St. Mary's County

st marys county seal

St. Mary's County occupies the southeastern extremity of the western shore of the Chesapeake Bay, forming a peninsula bounded on the southwest by the Potomac River, on the east and northeast by the bay and the Patuxent River, and on the northwest by Charles County. St. Mary's, the first Maryland county, was established in 1637, probably by an order of the provincial governor, Leonard Calvert. The county is named in honor of St. Mary, the mother of Jesus.

At St. Clement's Island, the Ark and Dove, carrying the first Maryland settlers, dropped anchor on March 25, 1634 after a stormy passage across the Atlantic. "This we call St. Clement," wrote Father Andrew White, one of the Jesuit priests who accompanied the expedition, "here we first came ashoare; here by the overturning of a shallop we had allmost lost our mades which we brought along. The linnen they went to wash was much of it lost, which is no small matter in these parts . . . In this place we first offered [the sacrifice of the mass], erected a crosse, and with devotion took solemn possession of the Country."

St. Mary's County abounds with history. The St. Mary's Town Lands, which encompassed the village known as St. Mary's City, have been preserved through the efforts of the St. Mary's City Commission and developed into an outdoor history museum. Here visitors can see the reconstructed State House of 1676, built in 1934 to celebrate the Maryland Tercentenary; the Leonard Calvert Monument marking the site of a mulberry tree near which the settlers from the Ark and Dove are supposed to have assembled to hear the Royal Charter read after their arrival; and nearby St. Mary's College of Maryland, established in 1840 to commemorate the founding of Maryland and the religious toleration practiced throughout most of the seventeenth century.

woman prepares string beans for canning
MSA SC 1477-6562

Canning  garden produce was an annual ritual for most farm women. Mrs. Eugene Smith had several hot summer days of toiling over a wood cook stove ahead of her as she prepared string beans for canning in St. Mary's County in 1940.

man working in tobacco field
MSA SC 1477-5212

In the early colonial period, the cultivation of tobacco was Maryland's principal commercial activity. For many years, the plant was used as a form of money. Growing the same crop year after year gradually exhausted much good farmland, especially on the Eastern Shore.

students and teacher in row outside schoolhouse
MSA SC 1477-5222

The students of Miss Katie Johnson's class in St. Mary's City line up outside their schoolhouse, c. 1915.

piney point resort photo
MSA SC 1477-6382

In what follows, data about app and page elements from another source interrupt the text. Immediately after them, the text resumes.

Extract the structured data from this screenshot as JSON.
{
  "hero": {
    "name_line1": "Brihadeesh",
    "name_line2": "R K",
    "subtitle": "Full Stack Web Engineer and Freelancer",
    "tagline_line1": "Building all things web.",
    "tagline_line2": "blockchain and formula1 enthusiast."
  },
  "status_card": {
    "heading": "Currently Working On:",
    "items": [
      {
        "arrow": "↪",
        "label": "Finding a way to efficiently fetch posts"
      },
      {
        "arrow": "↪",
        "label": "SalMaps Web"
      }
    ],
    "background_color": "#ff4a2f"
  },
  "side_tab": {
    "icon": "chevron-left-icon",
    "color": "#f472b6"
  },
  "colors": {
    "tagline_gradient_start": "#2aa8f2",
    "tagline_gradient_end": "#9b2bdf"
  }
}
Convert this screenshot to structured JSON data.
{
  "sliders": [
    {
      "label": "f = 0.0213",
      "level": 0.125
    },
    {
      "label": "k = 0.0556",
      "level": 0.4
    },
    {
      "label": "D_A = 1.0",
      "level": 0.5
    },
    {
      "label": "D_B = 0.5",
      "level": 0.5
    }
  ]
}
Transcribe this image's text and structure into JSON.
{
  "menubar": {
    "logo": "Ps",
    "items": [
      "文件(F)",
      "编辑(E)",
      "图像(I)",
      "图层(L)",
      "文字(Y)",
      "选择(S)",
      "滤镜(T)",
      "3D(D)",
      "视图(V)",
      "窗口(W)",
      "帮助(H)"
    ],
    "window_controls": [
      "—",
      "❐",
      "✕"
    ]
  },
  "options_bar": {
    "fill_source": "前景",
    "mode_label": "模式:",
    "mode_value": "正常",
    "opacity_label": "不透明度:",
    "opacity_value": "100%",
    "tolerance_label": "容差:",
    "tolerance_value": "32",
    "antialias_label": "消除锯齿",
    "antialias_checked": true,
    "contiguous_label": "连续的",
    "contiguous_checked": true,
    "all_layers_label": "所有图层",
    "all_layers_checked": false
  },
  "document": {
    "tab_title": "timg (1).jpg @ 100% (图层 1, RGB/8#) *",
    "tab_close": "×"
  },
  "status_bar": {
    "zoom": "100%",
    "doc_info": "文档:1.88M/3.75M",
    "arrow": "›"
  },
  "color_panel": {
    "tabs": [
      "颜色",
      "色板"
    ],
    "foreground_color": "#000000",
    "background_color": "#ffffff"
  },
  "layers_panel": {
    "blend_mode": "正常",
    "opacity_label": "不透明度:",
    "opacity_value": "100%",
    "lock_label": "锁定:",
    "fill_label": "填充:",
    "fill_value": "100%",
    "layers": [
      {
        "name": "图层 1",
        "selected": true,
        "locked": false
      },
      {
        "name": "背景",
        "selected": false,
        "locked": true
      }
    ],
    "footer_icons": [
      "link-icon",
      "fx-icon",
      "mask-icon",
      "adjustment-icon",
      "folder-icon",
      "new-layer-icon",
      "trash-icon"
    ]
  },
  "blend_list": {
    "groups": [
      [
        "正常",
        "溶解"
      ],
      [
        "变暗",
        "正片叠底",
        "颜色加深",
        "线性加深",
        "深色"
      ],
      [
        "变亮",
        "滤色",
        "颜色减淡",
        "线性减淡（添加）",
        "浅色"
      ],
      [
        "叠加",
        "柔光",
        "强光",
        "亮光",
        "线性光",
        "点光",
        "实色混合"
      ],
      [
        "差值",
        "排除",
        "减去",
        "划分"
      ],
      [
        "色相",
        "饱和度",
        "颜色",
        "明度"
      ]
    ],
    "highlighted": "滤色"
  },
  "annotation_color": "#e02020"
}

Piney Point, on the lower Potomac, was once a stylish beach resort. Popular with political types from Washington, the place became a social center for dignitaries including Presidents James Monroe, Franklin Pierce, and Theodore Roosevelt. This view was taken from a steamboat as it approached the wharf on July 26, 1908.

photo of store
MSA SC 1477-5205

St. Mary's County is a peninsula. Until World War II, when the Navy built a large facility there, the population had been dwindling. In 1940 there were fewer people living in the area than in 1790. The Redgate store near Leonardtown served the area around Breton Bay.